The deal that ended the bin strike which saw mountains of waste pile up on Birmingham's streets is unaffordable, a report warns.
The seven-week strike action was suspended last week amid negotiations between Unite and the city council.
But the breakthrough could be unworkable as the council report says giving ground on workers' demands is not financially viable.
It cost the authority up to £300,000 a week to clear the backlog of rubbish.
The dispute centres on a restructuring plan that Unite says is threatening the jobs of more than 120 refuse collectors, while the council says it will modernise the service and save £5m a year.
The strike was suspended on 16 August after the council agreed certain posts would not be made redundant and conciliatory service Acas said bin collections could resume.
A statement said the authority had accepted the workers' case and restored the jobs of grade three workers, who are responsible for safety at the back of refuse vehicles.
However, a report due to be discussed by the council's cabinet on Thursday said the proposed reorganisation - which prompted the industrial action - was needed to enable spending to be contained within the budget.
Current working arrangements and crew structure had not delivered value-for-money savings targets and "will not meet the business need of the future", the report said.
Analysis: Kathryn Stanczyszyn, political reporter
The update report into the ongoing bins dispute has raised eyebrows for more than one reason.
It's unusual to see so candid a publication in the public domain - but this report said quite clearly there's absolutely no room for manoeuvre when it comes to the pay grading issue that refuse workers have been striking over.
Why? Not only because of the direct savings of more than £5m the council wants to make - but because keeping the grade three binmen as they are could lead to a raft of equal pay claims that the council can't afford.
The report stops short of saying a deal was done prematurely, but it certainly recommends there should be no movement whatsoever on the council's original plans, which led to the strike in the first place.
Not what Acas and Unite were saying last week, or what the binmen want to hear.
One told me today that the mood is very downbeat following the deferral of this crucial vote - because he has no desire to go back on strike, but believes it's almost inevitable with such potentially deep division between council officers and the promise of a resolution.

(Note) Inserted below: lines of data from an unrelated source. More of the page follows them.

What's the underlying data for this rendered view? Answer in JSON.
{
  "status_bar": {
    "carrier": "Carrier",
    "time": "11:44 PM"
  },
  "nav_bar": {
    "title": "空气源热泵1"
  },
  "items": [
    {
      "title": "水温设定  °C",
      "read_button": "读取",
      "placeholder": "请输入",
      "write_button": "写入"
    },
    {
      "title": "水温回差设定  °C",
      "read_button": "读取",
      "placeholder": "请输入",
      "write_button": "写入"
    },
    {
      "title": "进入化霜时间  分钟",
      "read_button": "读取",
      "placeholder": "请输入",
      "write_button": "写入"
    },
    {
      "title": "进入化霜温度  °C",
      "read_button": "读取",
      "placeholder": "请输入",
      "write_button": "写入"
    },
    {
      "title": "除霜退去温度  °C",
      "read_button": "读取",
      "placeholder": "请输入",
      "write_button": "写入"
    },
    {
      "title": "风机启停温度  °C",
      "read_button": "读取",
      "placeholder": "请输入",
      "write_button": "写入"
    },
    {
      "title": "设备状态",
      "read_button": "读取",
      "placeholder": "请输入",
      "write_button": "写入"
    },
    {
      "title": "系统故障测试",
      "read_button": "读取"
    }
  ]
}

So next Friday really is crunch time, the day when new contracts must be issued, and when senior councillors must decide whether they vote with officers risking more devastating strike action, or against them - and then have to face some other potentially serious consequences.
The leader, and much of the city, will be hoping they reach some kind of deal before then.
The report said a decision to not proceed with the deletion of grade three roles would result in an increase in costs of £600,000 in a full year alone.
"However, the more significant potential financial implications arising from a decision not to continue with the implementation of the new operating model arise from a significant increase in the risks in relation to further equal pay claims," it added.
The meeting to discuss the report was deferred until 1 September.